[Stored records]
· · · ·
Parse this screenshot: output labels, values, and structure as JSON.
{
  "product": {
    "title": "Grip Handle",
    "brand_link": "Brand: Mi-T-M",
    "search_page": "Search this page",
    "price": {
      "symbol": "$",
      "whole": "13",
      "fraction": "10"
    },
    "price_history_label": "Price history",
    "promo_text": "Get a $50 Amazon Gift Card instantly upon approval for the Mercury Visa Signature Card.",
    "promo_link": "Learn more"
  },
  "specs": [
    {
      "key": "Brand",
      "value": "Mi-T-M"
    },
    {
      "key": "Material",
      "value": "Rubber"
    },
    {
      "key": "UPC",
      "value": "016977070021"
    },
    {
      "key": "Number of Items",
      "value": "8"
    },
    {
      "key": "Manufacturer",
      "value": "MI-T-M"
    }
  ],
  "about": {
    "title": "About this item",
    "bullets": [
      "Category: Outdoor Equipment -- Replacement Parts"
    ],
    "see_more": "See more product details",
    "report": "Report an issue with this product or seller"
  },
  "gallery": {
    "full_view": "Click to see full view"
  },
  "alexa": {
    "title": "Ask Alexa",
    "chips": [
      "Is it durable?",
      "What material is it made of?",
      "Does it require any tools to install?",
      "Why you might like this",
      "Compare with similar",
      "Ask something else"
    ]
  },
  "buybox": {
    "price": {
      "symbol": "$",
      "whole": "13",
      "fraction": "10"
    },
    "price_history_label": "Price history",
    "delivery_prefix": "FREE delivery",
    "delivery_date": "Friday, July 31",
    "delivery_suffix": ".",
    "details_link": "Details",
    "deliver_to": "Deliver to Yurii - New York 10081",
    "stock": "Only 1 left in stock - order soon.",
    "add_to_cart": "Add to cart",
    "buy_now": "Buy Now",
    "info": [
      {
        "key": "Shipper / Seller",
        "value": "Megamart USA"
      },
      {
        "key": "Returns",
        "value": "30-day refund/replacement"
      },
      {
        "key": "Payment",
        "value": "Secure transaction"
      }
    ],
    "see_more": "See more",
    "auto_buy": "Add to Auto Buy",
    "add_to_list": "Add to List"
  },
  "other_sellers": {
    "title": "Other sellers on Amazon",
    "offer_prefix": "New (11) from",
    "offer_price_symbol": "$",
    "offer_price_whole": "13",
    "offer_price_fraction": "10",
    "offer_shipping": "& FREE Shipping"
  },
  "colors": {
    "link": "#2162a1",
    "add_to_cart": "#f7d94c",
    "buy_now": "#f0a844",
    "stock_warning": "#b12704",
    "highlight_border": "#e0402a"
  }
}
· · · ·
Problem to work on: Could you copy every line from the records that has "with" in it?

Task answer:
    "report": "Report an issue with this product or seller"
      "Compare with similar",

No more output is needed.